> **Task to carry out**:
Everything in the listing below should be repeated exactly, apart from the pictures.

> **Supplied data**:
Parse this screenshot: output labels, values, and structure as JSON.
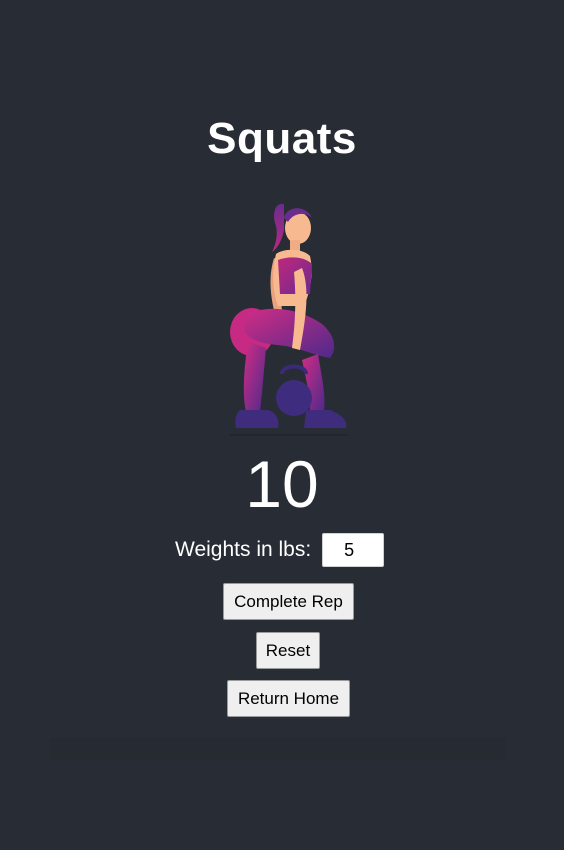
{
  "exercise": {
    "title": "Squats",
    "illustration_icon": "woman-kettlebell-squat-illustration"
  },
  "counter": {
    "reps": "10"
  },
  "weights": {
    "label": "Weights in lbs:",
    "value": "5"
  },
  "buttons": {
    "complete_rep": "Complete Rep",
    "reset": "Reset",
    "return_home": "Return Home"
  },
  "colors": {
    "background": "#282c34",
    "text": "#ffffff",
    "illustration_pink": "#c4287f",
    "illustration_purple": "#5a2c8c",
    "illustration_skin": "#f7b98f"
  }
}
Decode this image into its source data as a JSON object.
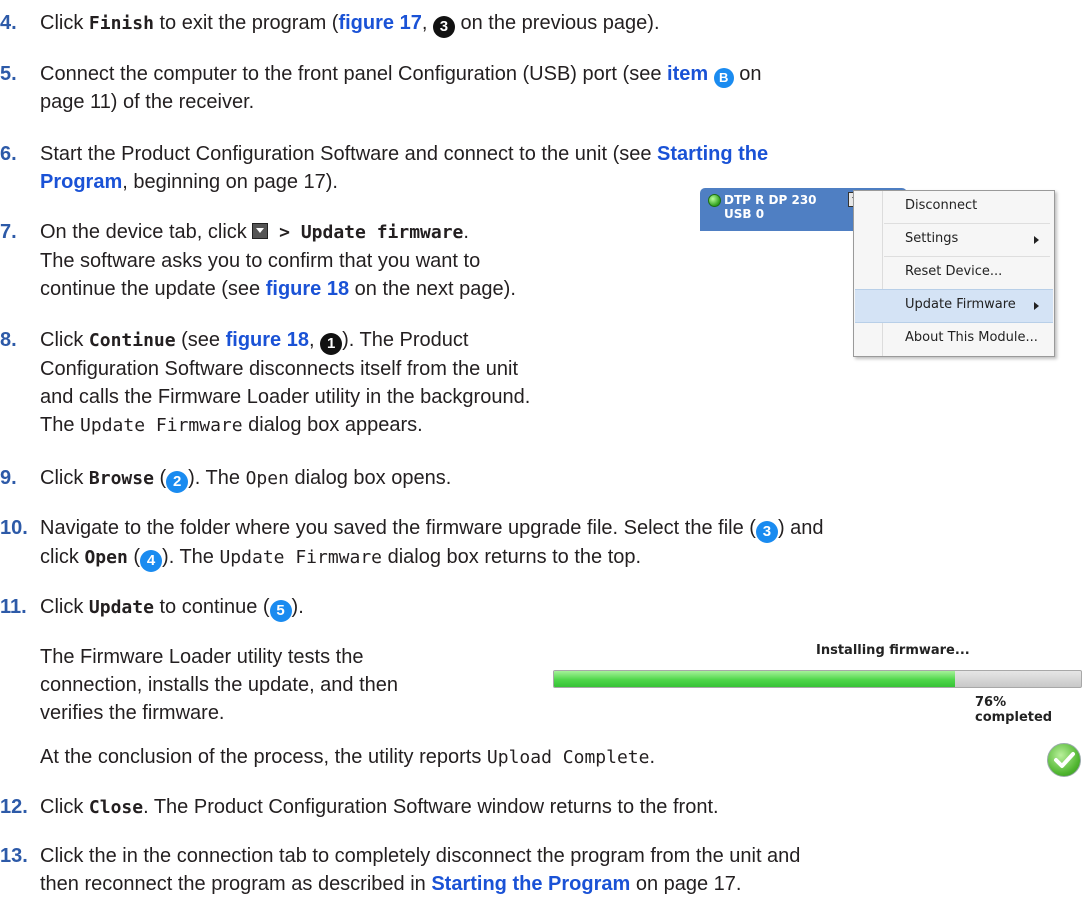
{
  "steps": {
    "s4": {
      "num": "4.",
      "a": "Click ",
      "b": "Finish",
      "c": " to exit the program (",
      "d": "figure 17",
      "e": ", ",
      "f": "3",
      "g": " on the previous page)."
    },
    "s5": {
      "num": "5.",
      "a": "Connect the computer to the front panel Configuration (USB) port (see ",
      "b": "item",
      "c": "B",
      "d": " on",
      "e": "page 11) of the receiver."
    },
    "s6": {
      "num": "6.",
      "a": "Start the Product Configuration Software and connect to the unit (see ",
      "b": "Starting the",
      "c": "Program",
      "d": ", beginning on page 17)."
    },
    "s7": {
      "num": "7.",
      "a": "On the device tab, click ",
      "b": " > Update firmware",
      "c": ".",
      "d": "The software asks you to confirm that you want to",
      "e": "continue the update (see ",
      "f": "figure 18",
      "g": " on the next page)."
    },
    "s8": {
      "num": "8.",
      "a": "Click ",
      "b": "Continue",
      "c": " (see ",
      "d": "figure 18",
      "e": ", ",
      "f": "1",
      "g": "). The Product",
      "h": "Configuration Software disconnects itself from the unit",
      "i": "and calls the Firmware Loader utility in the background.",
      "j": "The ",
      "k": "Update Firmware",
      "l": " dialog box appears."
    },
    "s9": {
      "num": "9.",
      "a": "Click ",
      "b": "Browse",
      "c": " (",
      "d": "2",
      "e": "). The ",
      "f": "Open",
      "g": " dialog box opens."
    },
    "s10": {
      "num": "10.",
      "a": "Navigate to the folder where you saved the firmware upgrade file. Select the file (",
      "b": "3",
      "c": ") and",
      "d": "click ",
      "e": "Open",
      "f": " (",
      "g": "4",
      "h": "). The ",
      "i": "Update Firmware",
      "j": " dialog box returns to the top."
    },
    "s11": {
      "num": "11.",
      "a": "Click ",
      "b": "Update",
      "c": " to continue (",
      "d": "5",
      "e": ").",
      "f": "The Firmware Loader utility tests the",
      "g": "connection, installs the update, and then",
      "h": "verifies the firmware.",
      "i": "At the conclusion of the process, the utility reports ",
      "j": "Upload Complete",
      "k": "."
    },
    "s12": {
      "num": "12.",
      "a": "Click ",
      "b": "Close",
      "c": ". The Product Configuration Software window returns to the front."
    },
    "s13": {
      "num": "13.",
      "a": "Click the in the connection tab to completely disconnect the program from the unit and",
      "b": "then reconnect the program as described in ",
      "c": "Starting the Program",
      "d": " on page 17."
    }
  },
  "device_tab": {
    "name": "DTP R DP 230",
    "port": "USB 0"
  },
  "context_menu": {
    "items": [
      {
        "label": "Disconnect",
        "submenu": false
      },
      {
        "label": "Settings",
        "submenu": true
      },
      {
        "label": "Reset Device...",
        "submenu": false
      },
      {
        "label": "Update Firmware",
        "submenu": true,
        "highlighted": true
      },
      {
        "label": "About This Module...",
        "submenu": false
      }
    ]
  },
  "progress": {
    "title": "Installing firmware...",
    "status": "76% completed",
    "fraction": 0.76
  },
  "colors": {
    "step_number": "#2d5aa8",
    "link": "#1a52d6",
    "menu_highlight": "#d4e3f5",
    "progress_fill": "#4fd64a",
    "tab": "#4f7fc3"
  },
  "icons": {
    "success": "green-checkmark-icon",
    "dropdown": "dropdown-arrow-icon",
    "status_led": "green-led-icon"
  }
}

> **Answer to this task**:
Parse this screenshot: output labels, values, and structure as JSON.
{
  "exercise": {
    "title": "Squats",
    "illustration_icon": "woman-kettlebell-squat-illustration"
  },
  "counter": {
    "reps": "10"
  },
  "weights": {
    "label": "Weights in lbs:",
    "value": "5"
  },
  "buttons": {
    "complete_rep": "Complete Rep",
    "reset": "Reset",
    "return_home": "Return Home"
  },
  "colors": {
    "background": "#282c34",
    "text": "#ffffff",
    "illustration_pink": "#c4287f",
    "illustration_purple": "#5a2c8c",
    "illustration_skin": "#f7b98f"
  }
}
Decode this image into its source data as a JSON object.
{
  "steps": {
    "s4": {
      "num": "4.",
      "a": "Click ",
      "b": "Finish",
      "c": " to exit the program (",
      "d": "figure 17",
      "e": ", ",
      "f": "3",
      "g": " on the previous page)."
    },
    "s5": {
      "num": "5.",
      "a": "Connect the computer to the front panel Configuration (USB) port (see ",
      "b": "item",
      "c": "B",
      "d": " on",
      "e": "page 11) of the receiver."
    },
    "s6": {
      "num": "6.",
      "a": "Start the Product Configuration Software and connect to the unit (see ",
      "b": "Starting the",
      "c": "Program",
      "d": ", beginning on page 17)."
    },
    "s7": {
      "num": "7.",
      "a": "On the device tab, click ",
      "b": " > Update firmware",
      "c": ".",
      "d": "The software asks you to confirm that you want to",
      "e": "continue the update (see ",
      "f": "figure 18",
      "g": " on the next page)."
    },
    "s8": {
      "num": "8.",
      "a": "Click ",
      "b": "Continue",
      "c": " (see ",
      "d": "figure 18",
      "e": ", ",
      "f": "1",
      "g": "). The Product",
      "h": "Configuration Software disconnects itself from the unit",
      "i": "and calls the Firmware Loader utility in the background.",
      "j": "The ",
      "k": "Update Firmware",
      "l": " dialog box appears."
    },
    "s9": {
      "num": "9.",
      "a": "Click ",
      "b": "Browse",
      "c": " (",
      "d": "2",
      "e": "). The ",
      "f": "Open",
      "g": " dialog box opens."
    },
    "s10": {
      "num": "10.",
      "a": "Navigate to the folder where you saved the firmware upgrade file. Select the file (",
      "b": "3",
      "c": ") and",
      "d": "click ",
      "e": "Open",
      "f": " (",
      "g": "4",
      "h": "). The ",
      "i": "Update Firmware",
      "j": " dialog box returns to the top."
    },
    "s11": {
      "num": "11.",
      "a": "Click ",
      "b": "Update",
      "c": " to continue (",
      "d": "5",
      "e": ").",
      "f": "The Firmware Loader utility tests the",
      "g": "connection, installs the update, and then",
      "h": "verifies the firmware.",
      "i": "At the conclusion of the process, the utility reports ",
      "j": "Upload Complete",
      "k": "."
    },
    "s12": {
      "num": "12.",
      "a": "Click ",
      "b": "Close",
      "c": ". The Product Configuration Software window returns to the front."
    },
    "s13": {
      "num": "13.",
      "a": "Click the in the connection tab to completely disconnect the program from the unit and",
      "b": "then reconnect the program as described in ",
      "c": "Starting the Program",
      "d": " on page 17."
    }
  },
  "device_tab": {
    "name": "DTP R DP 230",
    "port": "USB 0"
  },
  "context_menu": {
    "items": [
      {
        "label": "Disconnect",
        "submenu": false
      },
      {
        "label": "Settings",
        "submenu": true
      },
      {
        "label": "Reset Device...",
        "submenu": false
      },
      {
        "label": "Update Firmware",
        "submenu": true,
        "highlighted": true
      },
      {
        "label": "About This Module...",
        "submenu": false
      }
    ]
  },
  "progress": {
    "title": "Installing firmware...",
    "status": "76% completed",
    "fraction": 0.76
  },
  "colors": {
    "step_number": "#2d5aa8",
    "link": "#1a52d6",
    "menu_highlight": "#d4e3f5",
    "progress_fill": "#4fd64a",
    "tab": "#4f7fc3"
  },
  "icons": {
    "success": "green-checkmark-icon",
    "dropdown": "dropdown-arrow-icon",
    "status_led": "green-led-icon"
  }
}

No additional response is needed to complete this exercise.